*Brief*. Copy each line from the entries that the word "refs" appears in.

[Element data from apps and pages]
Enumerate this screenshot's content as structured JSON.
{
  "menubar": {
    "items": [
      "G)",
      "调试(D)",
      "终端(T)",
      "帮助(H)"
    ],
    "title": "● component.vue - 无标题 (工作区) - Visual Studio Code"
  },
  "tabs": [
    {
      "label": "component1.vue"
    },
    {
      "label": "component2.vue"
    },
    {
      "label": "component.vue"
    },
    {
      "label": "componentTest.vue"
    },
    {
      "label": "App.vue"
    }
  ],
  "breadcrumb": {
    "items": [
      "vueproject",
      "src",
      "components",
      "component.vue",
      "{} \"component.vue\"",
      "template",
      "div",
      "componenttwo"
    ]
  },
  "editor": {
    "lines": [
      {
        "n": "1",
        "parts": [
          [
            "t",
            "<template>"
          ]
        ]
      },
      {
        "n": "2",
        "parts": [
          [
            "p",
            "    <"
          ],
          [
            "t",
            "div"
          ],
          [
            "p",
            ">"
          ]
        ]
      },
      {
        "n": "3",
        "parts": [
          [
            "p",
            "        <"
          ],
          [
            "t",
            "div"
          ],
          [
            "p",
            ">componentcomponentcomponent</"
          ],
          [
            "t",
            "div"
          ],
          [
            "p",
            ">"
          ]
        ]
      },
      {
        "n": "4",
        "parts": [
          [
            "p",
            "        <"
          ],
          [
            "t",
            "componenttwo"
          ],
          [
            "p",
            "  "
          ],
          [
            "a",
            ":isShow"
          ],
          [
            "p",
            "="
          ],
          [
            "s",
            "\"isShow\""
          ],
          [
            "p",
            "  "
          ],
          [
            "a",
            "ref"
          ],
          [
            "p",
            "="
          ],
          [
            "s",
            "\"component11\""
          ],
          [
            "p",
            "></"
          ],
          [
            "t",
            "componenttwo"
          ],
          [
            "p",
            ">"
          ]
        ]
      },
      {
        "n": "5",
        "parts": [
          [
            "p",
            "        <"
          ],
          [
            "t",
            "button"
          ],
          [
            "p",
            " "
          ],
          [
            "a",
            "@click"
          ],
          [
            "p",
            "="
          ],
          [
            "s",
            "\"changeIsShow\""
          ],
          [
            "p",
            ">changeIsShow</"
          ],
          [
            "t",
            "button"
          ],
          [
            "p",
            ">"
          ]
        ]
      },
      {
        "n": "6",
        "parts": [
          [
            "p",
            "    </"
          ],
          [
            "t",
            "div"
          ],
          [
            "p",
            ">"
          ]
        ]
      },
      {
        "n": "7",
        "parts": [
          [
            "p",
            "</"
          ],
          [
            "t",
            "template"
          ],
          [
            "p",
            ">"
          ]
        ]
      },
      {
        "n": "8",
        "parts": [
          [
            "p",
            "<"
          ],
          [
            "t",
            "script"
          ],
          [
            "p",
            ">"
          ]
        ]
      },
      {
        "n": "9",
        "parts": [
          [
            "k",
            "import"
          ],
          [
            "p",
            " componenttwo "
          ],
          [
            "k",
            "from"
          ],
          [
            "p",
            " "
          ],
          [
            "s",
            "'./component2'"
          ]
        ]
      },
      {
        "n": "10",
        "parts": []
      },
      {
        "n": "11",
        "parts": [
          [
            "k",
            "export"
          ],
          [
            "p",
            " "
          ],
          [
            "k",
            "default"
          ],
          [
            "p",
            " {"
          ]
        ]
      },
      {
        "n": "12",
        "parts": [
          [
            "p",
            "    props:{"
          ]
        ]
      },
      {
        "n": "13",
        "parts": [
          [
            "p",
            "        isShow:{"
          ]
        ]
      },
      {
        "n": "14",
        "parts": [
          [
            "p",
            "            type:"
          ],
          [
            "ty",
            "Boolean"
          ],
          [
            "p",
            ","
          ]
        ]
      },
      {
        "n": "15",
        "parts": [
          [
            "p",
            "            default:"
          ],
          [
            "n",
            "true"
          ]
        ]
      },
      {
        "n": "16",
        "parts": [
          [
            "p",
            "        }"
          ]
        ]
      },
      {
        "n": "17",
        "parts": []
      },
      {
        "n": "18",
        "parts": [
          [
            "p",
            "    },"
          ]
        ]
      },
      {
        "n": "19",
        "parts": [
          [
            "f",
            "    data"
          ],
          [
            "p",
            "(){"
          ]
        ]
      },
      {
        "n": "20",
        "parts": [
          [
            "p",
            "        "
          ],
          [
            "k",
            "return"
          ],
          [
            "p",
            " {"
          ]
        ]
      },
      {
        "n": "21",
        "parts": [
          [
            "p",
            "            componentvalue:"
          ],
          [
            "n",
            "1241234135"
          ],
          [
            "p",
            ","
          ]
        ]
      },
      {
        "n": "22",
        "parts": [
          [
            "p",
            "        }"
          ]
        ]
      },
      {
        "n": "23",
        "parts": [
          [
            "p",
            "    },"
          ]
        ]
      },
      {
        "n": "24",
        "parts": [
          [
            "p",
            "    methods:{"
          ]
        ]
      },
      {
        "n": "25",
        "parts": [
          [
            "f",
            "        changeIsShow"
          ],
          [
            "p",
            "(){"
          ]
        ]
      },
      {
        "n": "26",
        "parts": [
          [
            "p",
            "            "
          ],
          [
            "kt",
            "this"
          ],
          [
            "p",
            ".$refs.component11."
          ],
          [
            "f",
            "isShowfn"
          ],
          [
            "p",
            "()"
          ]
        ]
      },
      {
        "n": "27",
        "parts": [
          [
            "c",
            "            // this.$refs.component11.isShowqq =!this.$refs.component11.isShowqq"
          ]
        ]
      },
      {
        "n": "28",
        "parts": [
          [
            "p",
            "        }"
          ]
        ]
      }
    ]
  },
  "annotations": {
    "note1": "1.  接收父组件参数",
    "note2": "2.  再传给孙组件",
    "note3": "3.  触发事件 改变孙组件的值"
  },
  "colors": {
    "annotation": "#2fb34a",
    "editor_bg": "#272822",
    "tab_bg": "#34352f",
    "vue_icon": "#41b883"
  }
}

*Answer space*.
            ".$refs.component11."
            "            // this.$refs.component11.isShowqq =!this.$refs.component11.isShowqq"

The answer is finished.